WHAT IS NEEDED: Your job is to retype the whole listing exactly.

______________________________

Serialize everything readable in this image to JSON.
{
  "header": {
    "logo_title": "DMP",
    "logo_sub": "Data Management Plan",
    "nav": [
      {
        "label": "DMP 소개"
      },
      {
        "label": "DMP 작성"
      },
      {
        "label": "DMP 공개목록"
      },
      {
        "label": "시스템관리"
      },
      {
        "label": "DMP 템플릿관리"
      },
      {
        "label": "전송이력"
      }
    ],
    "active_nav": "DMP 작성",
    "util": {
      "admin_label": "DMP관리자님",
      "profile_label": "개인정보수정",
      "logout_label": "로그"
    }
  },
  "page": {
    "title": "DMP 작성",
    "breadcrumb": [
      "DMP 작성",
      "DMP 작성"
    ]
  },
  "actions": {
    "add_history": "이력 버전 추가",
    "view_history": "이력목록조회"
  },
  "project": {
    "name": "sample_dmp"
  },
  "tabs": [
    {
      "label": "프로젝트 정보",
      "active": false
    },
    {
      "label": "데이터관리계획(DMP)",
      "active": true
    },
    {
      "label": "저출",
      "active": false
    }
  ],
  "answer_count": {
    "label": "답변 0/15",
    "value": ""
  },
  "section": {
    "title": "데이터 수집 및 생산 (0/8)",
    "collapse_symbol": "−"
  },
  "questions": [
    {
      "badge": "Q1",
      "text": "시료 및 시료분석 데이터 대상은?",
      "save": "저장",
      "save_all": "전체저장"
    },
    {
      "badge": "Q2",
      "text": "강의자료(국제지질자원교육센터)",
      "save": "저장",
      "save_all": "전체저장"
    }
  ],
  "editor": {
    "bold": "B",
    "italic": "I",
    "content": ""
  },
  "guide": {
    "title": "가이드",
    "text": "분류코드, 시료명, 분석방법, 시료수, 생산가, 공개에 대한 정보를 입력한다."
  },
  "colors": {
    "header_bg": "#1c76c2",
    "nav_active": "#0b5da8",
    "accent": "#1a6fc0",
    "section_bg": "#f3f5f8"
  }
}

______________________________

EXERCISE ANSWER:
Serialize everything readable in this image to JSON.
{
  "header": {
    "logo_title": "DMP",
    "logo_sub": "Data Management Plan",
    "nav": [
      {
        "label": "DMP 소개"
      },
      {
        "label": "DMP 작성"
      },
      {
        "label": "DMP 공개목록"
      },
      {
        "label": "시스템관리"
      },
      {
        "label": "DMP 템플릿관리"
      },
      {
        "label": "전송이력"
      }
    ],
    "active_nav": "DMP 작성",
    "util": {
      "admin_label": "DMP관리자님",
      "profile_label": "개인정보수정",
      "logout_label": "로그"
    }
  },
  "page": {
    "title": "DMP 작성",
    "breadcrumb": [
      "DMP 작성",
      "DMP 작성"
    ]
  },
  "actions": {
    "add_history": "이력 버전 추가",
    "view_history": "이력목록조회"
  },
  "project": {
    "name": "sample_dmp"
  },
  "tabs": [
    {
      "label": "프로젝트 정보",
      "active": false
    },
    {
      "label": "데이터관리계획(DMP)",
      "active": true
    },
    {
      "label": "저출",
      "active": false
    }
  ],
  "answer_count": {
    "label": "답변 0/15",
    "value": ""
  },
  "section": {
    "title": "데이터 수집 및 생산 (0/8)",
    "collapse_symbol": "−"
  },
  "questions": [
    {
      "badge": "Q1",
      "text": "시료 및 시료분석 데이터 대상은?",
      "save": "저장",
      "save_all": "전체저장"
    },
    {
      "badge": "Q2",
      "text": "강의자료(국제지질자원교육센터)",
      "save": "저장",
      "save_all": "전체저장"
    }
  ],
  "editor": {
    "bold": "B",
    "italic": "I",
    "content": ""
  },
  "guide": {
    "title": "가이드",
    "text": "분류코드, 시료명, 분석방법, 시료수, 생산가, 공개에 대한 정보를 입력한다."
  },
  "colors": {
    "header_bg": "#1c76c2",
    "nav_active": "#0b5da8",
    "accent": "#1a6fc0",
    "section_bg": "#f3f5f8"
  }
}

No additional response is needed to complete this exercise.